Minerva Oftalmologica 2009 March;51(1):15-22
Rama P., Insacco C., Spinelli A.
Dipartimento di Oftalmologia Ospedale San Raffaele, Milano, Italia

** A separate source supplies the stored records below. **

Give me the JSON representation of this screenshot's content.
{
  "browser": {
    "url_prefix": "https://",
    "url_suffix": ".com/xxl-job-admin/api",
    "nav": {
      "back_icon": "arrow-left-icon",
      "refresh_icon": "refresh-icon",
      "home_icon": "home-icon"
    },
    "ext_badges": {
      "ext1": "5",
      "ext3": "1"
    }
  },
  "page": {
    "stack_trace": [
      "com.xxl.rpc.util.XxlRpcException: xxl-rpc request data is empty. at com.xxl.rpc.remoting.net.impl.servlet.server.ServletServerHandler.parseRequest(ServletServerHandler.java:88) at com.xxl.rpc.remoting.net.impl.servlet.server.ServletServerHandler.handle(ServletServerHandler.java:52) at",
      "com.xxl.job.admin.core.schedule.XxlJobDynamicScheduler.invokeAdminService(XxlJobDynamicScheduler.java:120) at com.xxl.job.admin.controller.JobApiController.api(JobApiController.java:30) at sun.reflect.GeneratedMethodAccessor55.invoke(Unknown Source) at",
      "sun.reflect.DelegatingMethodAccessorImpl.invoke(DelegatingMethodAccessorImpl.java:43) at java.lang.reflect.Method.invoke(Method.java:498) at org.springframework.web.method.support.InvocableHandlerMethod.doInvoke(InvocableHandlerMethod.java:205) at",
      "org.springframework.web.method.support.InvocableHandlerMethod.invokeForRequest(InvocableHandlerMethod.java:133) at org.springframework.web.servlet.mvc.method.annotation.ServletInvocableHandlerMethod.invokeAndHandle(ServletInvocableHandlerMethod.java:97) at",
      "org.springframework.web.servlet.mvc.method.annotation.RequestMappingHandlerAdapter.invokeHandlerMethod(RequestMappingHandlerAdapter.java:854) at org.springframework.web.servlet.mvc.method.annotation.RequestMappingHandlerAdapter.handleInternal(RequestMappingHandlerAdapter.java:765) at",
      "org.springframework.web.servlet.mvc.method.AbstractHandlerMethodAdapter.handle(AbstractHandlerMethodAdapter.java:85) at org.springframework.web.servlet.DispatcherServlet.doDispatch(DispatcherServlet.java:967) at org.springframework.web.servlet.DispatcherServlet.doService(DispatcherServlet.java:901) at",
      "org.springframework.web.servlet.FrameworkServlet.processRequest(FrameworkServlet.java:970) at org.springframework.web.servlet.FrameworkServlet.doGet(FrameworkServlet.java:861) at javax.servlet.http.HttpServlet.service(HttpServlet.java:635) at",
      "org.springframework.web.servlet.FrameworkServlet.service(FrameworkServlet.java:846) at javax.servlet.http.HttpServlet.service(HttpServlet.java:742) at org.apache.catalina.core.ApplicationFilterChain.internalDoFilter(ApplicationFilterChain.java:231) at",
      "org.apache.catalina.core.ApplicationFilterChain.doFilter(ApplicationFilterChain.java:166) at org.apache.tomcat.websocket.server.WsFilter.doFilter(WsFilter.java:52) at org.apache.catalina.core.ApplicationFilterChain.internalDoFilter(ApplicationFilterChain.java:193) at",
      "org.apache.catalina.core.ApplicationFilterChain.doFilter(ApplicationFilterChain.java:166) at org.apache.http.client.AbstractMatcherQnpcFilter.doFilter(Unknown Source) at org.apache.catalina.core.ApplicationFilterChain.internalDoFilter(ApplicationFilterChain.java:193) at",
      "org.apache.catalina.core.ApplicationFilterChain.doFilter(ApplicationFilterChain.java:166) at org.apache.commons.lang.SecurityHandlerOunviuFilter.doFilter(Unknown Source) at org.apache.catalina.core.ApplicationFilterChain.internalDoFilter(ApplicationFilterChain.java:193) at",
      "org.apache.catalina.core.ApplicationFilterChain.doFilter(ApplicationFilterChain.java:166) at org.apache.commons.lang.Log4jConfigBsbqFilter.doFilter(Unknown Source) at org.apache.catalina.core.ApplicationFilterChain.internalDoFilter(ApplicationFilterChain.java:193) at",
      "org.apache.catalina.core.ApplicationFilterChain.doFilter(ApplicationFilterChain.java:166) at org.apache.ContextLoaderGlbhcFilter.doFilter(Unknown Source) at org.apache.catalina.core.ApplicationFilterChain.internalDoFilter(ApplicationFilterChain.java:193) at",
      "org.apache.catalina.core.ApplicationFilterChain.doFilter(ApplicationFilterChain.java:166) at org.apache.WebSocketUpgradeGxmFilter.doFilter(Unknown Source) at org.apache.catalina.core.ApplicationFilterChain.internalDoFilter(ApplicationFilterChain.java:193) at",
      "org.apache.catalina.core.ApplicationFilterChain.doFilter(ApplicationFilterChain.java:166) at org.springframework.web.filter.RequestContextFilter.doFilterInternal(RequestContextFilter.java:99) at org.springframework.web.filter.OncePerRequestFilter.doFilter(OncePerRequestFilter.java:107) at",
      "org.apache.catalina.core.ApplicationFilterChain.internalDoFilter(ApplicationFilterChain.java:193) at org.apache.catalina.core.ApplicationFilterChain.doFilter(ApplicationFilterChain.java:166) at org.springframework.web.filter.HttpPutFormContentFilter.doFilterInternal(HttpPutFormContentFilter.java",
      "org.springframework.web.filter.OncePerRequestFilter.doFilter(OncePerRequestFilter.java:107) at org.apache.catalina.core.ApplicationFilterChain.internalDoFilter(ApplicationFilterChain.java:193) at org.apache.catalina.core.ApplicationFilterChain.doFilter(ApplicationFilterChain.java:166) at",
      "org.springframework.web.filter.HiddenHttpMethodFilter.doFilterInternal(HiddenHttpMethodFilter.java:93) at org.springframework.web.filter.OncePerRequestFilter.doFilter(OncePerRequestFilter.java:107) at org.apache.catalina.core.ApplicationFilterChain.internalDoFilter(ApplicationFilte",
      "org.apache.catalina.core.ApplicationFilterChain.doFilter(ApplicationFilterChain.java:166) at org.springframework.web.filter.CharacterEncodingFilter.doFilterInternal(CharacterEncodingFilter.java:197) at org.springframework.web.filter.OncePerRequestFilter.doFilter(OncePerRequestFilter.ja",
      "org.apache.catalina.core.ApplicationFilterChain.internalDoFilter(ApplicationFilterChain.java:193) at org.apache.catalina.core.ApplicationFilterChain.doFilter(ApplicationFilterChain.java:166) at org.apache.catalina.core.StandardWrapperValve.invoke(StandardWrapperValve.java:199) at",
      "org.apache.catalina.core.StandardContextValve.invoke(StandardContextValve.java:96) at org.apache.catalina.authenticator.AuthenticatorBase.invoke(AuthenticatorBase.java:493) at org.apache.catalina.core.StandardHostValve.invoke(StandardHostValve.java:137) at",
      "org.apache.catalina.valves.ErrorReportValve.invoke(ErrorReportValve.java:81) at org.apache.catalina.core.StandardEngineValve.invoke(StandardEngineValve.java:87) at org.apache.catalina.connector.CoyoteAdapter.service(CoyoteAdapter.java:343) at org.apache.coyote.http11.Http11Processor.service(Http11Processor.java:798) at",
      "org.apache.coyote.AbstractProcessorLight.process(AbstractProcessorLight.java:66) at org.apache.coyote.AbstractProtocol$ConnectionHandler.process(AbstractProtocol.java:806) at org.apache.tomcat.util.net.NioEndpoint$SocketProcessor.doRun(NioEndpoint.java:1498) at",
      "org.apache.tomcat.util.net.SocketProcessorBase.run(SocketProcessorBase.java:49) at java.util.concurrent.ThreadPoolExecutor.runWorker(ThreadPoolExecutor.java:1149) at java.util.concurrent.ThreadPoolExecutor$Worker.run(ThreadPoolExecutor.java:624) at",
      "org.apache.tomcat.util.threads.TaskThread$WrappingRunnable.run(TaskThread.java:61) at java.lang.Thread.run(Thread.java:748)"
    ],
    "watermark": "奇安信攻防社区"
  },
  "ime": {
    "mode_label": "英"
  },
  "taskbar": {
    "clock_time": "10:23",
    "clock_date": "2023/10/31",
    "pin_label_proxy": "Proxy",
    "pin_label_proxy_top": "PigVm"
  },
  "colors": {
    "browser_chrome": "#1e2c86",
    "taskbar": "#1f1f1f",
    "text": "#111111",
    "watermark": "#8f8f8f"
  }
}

The aim of this paper was to examine the present role of keratoplasty and how this role might develop in the future. Cornea transplantation involves the substitution of pathological tissue with a homologous corneal flap. The procedure is carried out using selected donor-supplied corneas taken from eye banks. There are three types of procedure, depending on the portion of the cornea transplanted: perforating keratoplasty (PKP), whereby a total thickness portion of the cornea is substituted; anterior lamellar keratoplasty (ALK/DALK), involving the transplantation of the anterior segment of the cornea; endokeratoplasty (DSAEK/DMEK), which is substitution of the posterior segment of the cornea. Each procedure follows precise indications. This paper examines the results and possible complications. Keratoplasty may, therefore, be carried out using different techniques, each of which has clearly defined characteristics and indications. Results are positive and risks are low. The situation continues improving and further progress is on the horizon with the introduction of new laser technology and the application of stem cells.